"The industry had bad news on WEP, and it's always hard to shake off bad news," Melville said. He said he still needs to educate organizations about the quality of security available for WLANs.
Today, WLAN security is much improved and businesses should not fret over a properly secured wireless network any more than any other part of their network, said William Terrill, senior analyst with Midvale, Utah-based research firm Burton Group.
"When wireless LAN security is implemented, it's as good or better than security on the wired side," Terrill said.
To comply with regulations like HIPAA, which requires that health care organizations take reasonable steps to secure confidential patient data, businesses should encrypt the air link of their WLAN, said Frank Hanzlik, managing director of the Wi-Fi Alliance, a trade group that certifies interoperability between standardized WLAN devices. Wi-Fi protected access (WPA) or WPA2 both ensure a high level of security for the air link, he said.
For older systems that have not been upgraded to WPA, Terrill recommends implementing rotating keys for WEP, which helps to make those systems more secure.
Businesses should also implement some level of authentication for access to the WLAN, Terrill said. Using the 802.1x standard, businesses have several authentication approaches to choose from.
Businesses should also put security policies in place, said Craig Mathias, founder of Ashland, Mass.-based research firm, Farpoint Group. That way, organizations are forced to determine who should have access to what data and applications.
To ensure compliance with SOX, businesses need to implement the same kind of documentation of system changes with their WLANs as they have with their wired LAN, Hanzlik said.
Perhaps the biggest risk with a WLAN has nothing to do with the wireless air link at all but with the device itself, Terrill said. Most employees who use a WLAN do so with their laptops or PDAs. Those devices may well hold the kinds of confidential data covered by HIPAA.
Thus, businesses need to make sure that data on devices is encrypted as well.
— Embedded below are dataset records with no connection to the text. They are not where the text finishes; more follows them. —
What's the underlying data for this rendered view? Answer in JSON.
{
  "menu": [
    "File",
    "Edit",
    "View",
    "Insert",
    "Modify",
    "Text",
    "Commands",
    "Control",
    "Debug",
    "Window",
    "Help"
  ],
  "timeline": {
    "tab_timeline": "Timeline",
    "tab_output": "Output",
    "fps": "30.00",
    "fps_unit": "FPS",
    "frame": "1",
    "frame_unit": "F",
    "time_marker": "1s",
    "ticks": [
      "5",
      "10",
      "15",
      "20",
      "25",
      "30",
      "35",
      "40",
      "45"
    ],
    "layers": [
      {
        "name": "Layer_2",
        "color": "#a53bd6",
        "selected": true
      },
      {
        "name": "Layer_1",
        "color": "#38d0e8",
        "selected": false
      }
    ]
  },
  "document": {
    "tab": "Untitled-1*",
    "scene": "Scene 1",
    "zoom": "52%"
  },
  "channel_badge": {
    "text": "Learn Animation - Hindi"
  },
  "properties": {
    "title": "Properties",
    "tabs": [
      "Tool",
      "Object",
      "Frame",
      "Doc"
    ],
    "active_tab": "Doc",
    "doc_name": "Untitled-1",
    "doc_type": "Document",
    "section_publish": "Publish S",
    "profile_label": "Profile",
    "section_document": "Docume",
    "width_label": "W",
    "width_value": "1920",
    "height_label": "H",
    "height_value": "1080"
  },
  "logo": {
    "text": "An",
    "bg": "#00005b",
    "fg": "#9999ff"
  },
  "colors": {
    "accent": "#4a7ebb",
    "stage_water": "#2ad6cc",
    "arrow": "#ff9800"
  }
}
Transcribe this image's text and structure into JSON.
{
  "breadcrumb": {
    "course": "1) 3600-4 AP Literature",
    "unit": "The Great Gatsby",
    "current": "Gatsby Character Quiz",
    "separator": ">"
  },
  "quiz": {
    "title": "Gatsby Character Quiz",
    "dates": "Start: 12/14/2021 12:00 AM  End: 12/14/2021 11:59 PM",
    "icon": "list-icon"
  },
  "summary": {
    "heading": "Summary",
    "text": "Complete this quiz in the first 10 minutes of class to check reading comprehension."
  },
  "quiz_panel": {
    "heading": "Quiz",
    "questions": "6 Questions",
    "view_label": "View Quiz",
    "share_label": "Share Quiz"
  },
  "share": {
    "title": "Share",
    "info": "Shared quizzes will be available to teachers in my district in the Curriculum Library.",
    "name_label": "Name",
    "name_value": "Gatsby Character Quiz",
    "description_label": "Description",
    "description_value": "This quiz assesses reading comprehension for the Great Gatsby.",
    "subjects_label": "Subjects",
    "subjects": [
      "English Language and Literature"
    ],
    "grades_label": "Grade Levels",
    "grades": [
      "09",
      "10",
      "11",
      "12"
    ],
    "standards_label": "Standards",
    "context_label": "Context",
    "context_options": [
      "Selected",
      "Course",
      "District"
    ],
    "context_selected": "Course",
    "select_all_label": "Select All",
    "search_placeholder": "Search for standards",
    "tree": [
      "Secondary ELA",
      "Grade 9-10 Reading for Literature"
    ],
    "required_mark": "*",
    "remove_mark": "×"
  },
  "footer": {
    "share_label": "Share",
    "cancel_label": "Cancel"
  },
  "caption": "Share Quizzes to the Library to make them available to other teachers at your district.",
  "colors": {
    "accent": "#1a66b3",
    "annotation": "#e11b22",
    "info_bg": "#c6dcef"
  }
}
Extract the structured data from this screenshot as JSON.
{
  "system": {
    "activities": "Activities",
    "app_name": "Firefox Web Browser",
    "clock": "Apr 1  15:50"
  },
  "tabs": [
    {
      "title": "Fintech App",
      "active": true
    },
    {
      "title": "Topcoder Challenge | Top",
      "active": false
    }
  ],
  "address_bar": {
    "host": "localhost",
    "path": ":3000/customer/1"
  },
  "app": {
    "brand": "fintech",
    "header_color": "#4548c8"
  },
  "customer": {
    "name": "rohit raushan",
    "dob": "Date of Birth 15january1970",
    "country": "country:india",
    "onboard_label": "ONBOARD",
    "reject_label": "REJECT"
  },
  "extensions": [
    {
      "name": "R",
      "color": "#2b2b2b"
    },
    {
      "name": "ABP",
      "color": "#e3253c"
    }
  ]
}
Despite all the precautions that businesses take with technology, that is often not the biggest risk. "The human factor is often a bigger risk than equipment," Terrill said.